▶ **Task objective**:
Omit each picture as you copy the entries exactly.
##########
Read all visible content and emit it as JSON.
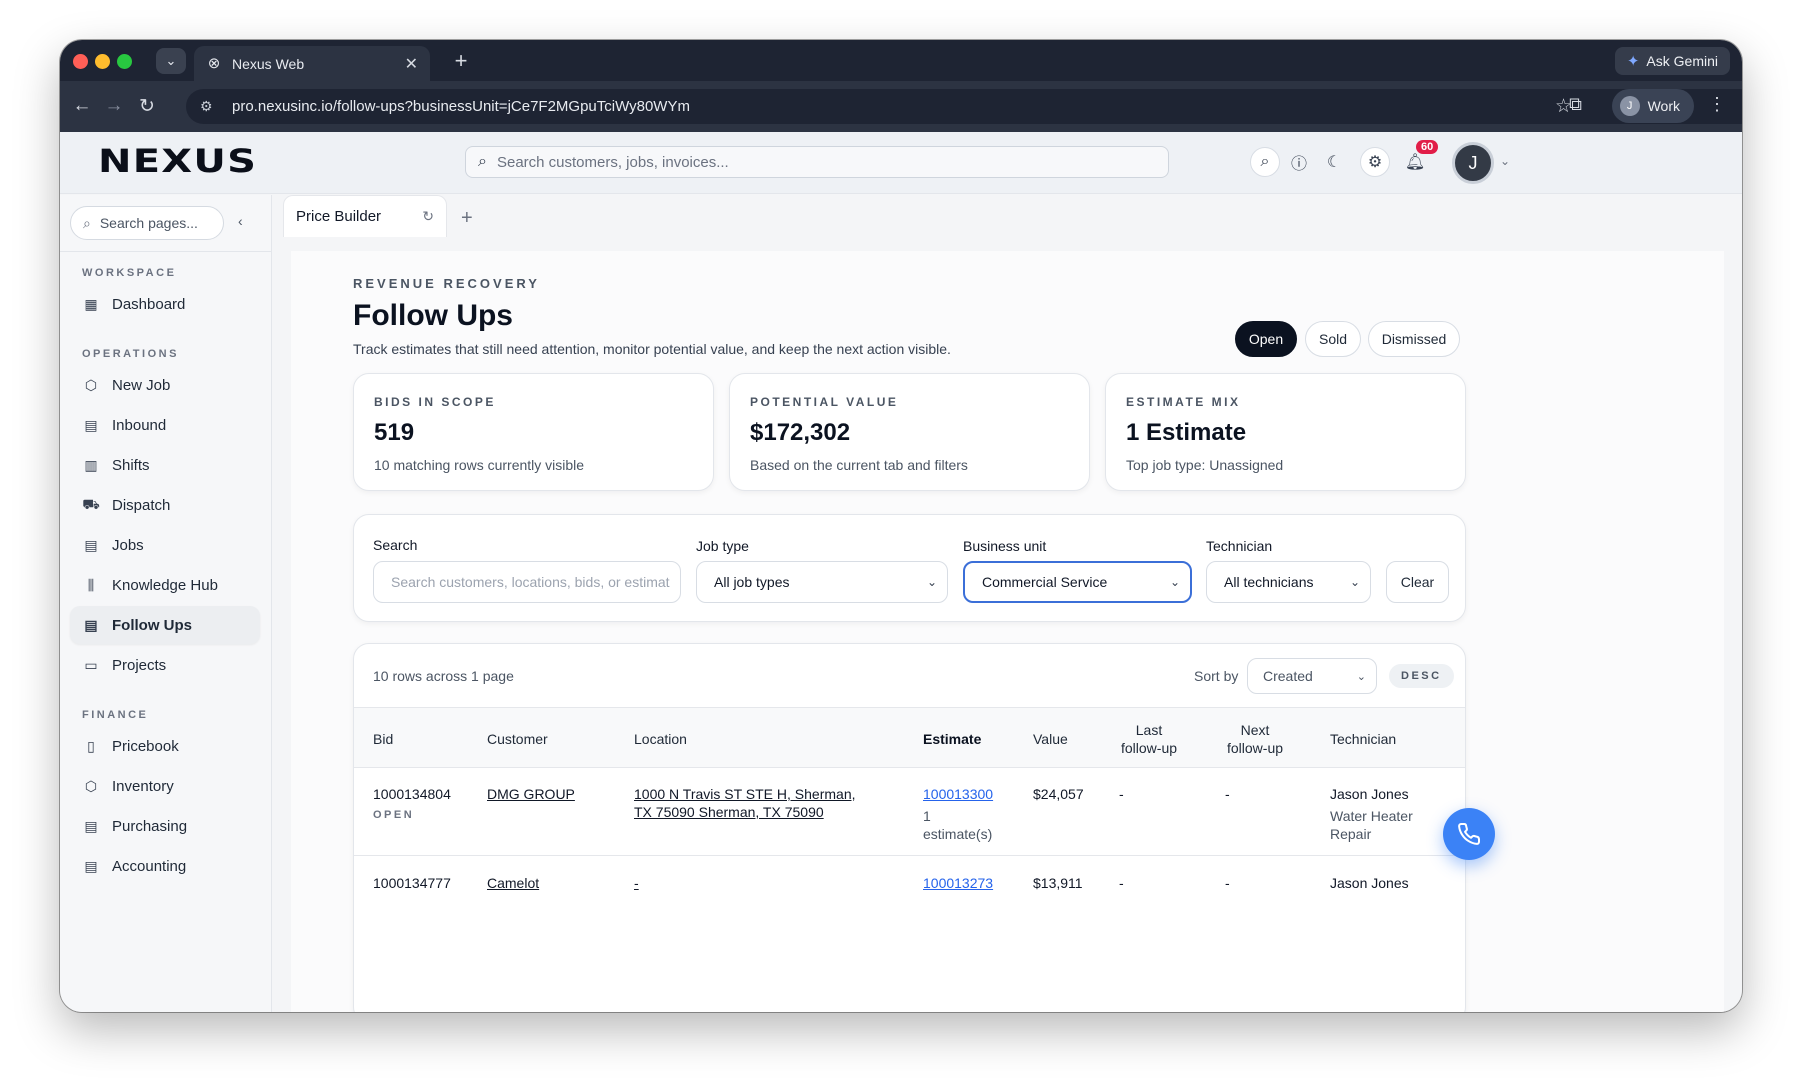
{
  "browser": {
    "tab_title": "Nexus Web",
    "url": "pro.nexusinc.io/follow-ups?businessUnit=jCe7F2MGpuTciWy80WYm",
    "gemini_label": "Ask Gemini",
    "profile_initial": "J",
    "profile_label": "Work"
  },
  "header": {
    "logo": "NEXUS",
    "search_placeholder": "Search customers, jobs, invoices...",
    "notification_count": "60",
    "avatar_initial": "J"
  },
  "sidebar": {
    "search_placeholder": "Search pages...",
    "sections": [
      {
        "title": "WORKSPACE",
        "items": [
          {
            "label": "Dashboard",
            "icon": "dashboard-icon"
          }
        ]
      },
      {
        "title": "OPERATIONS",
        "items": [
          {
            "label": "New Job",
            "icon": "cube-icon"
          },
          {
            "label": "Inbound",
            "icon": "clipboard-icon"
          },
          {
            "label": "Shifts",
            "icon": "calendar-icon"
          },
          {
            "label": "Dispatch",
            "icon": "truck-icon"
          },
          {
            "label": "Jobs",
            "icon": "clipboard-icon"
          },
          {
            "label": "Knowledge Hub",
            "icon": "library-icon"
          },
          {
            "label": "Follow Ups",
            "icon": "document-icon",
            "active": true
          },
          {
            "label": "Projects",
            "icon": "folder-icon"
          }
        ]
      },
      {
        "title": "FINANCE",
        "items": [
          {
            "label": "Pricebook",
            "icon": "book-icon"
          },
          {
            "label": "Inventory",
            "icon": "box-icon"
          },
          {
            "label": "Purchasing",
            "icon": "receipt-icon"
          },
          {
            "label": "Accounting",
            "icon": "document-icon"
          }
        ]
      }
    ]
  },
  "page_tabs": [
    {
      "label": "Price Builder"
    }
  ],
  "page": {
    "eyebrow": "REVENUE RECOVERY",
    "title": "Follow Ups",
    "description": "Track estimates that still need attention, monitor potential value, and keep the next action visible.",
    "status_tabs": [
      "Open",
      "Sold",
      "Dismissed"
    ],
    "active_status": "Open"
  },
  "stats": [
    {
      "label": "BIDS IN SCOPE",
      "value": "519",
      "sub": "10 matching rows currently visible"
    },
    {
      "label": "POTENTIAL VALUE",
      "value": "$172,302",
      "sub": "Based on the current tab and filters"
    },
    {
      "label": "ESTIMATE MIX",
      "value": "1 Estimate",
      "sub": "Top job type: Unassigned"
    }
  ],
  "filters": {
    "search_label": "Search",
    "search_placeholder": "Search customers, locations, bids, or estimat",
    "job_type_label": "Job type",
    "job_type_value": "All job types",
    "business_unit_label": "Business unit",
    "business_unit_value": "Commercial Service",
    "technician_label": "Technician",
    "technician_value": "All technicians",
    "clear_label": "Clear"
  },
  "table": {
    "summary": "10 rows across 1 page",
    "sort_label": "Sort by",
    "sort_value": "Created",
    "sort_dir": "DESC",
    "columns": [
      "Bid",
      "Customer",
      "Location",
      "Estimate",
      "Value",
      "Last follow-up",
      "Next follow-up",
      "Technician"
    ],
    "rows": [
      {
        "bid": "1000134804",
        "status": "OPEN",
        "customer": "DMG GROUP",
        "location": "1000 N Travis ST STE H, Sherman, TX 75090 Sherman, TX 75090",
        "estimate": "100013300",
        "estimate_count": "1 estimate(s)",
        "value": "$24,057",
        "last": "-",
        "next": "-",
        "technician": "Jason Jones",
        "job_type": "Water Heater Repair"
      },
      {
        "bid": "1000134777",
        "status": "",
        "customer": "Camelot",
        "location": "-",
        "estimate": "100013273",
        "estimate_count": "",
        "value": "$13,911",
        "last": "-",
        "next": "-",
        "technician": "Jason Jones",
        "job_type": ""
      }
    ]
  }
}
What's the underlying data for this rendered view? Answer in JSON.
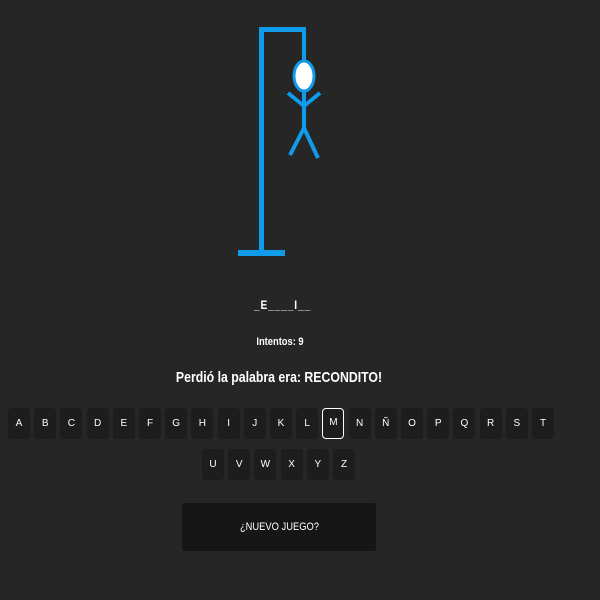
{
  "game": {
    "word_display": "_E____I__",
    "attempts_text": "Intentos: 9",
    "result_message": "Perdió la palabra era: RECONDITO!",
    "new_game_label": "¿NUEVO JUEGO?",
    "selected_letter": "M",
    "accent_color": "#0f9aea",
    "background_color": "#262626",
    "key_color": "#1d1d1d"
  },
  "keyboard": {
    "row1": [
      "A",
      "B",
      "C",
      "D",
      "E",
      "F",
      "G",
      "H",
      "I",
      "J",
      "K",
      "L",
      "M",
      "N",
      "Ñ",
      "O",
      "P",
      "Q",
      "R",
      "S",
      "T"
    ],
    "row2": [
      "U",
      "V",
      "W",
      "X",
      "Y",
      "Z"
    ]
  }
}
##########
▶ **Expected answer**:
Read all visible content and emit it as JSON.
{
  "browser": {
    "tab_title": "Nexus Web",
    "url": "pro.nexusinc.io/follow-ups?businessUnit=jCe7F2MGpuTciWy80WYm",
    "gemini_label": "Ask Gemini",
    "profile_initial": "J",
    "profile_label": "Work"
  },
  "header": {
    "logo": "NEXUS",
    "search_placeholder": "Search customers, jobs, invoices...",
    "notification_count": "60",
    "avatar_initial": "J"
  },
  "sidebar": {
    "search_placeholder": "Search pages...",
    "sections": [
      {
        "title": "WORKSPACE",
        "items": [
          {
            "label": "Dashboard",
            "icon": "dashboard-icon"
          }
        ]
      },
      {
        "title": "OPERATIONS",
        "items": [
          {
            "label": "New Job",
            "icon": "cube-icon"
          },
          {
            "label": "Inbound",
            "icon": "clipboard-icon"
          },
          {
            "label": "Shifts",
            "icon": "calendar-icon"
          },
          {
            "label": "Dispatch",
            "icon": "truck-icon"
          },
          {
            "label": "Jobs",
            "icon": "clipboard-icon"
          },
          {
            "label": "Knowledge Hub",
            "icon": "library-icon"
          },
          {
            "label": "Follow Ups",
            "icon": "document-icon",
            "active": true
          },
          {
            "label": "Projects",
            "icon": "folder-icon"
          }
        ]
      },
      {
        "title": "FINANCE",
        "items": [
          {
            "label": "Pricebook",
            "icon": "book-icon"
          },
          {
            "label": "Inventory",
            "icon": "box-icon"
          },
          {
            "label": "Purchasing",
            "icon": "receipt-icon"
          },
          {
            "label": "Accounting",
            "icon": "document-icon"
          }
        ]
      }
    ]
  },
  "page_tabs": [
    {
      "label": "Price Builder"
    }
  ],
  "page": {
    "eyebrow": "REVENUE RECOVERY",
    "title": "Follow Ups",
    "description": "Track estimates that still need attention, monitor potential value, and keep the next action visible.",
    "status_tabs": [
      "Open",
      "Sold",
      "Dismissed"
    ],
    "active_status": "Open"
  },
  "stats": [
    {
      "label": "BIDS IN SCOPE",
      "value": "519",
      "sub": "10 matching rows currently visible"
    },
    {
      "label": "POTENTIAL VALUE",
      "value": "$172,302",
      "sub": "Based on the current tab and filters"
    },
    {
      "label": "ESTIMATE MIX",
      "value": "1 Estimate",
      "sub": "Top job type: Unassigned"
    }
  ],
  "filters": {
    "search_label": "Search",
    "search_placeholder": "Search customers, locations, bids, or estimat",
    "job_type_label": "Job type",
    "job_type_value": "All job types",
    "business_unit_label": "Business unit",
    "business_unit_value": "Commercial Service",
    "technician_label": "Technician",
    "technician_value": "All technicians",
    "clear_label": "Clear"
  },
  "table": {
    "summary": "10 rows across 1 page",
    "sort_label": "Sort by",
    "sort_value": "Created",
    "sort_dir": "DESC",
    "columns": [
      "Bid",
      "Customer",
      "Location",
      "Estimate",
      "Value",
      "Last follow-up",
      "Next follow-up",
      "Technician"
    ],
    "rows": [
      {
        "bid": "1000134804",
        "status": "OPEN",
        "customer": "DMG GROUP",
        "location": "1000 N Travis ST STE H, Sherman, TX 75090 Sherman, TX 75090",
        "estimate": "100013300",
        "estimate_count": "1 estimate(s)",
        "value": "$24,057",
        "last": "-",
        "next": "-",
        "technician": "Jason Jones",
        "job_type": "Water Heater Repair"
      },
      {
        "bid": "1000134777",
        "status": "",
        "customer": "Camelot",
        "location": "-",
        "estimate": "100013273",
        "estimate_count": "",
        "value": "$13,911",
        "last": "-",
        "next": "-",
        "technician": "Jason Jones",
        "job_type": ""
      }
    ]
  }
}
What's the underlying data for this rendered view? Answer in JSON.
{
  "game": {
    "word_display": "_E____I__",
    "attempts_text": "Intentos: 9",
    "result_message": "Perdió la palabra era: RECONDITO!",
    "new_game_label": "¿NUEVO JUEGO?",
    "selected_letter": "M",
    "accent_color": "#0f9aea",
    "background_color": "#262626",
    "key_color": "#1d1d1d"
  },
  "keyboard": {
    "row1": [
      "A",
      "B",
      "C",
      "D",
      "E",
      "F",
      "G",
      "H",
      "I",
      "J",
      "K",
      "L",
      "M",
      "N",
      "Ñ",
      "O",
      "P",
      "Q",
      "R",
      "S",
      "T"
    ],
    "row2": [
      "U",
      "V",
      "W",
      "X",
      "Y",
      "Z"
    ]
  }
}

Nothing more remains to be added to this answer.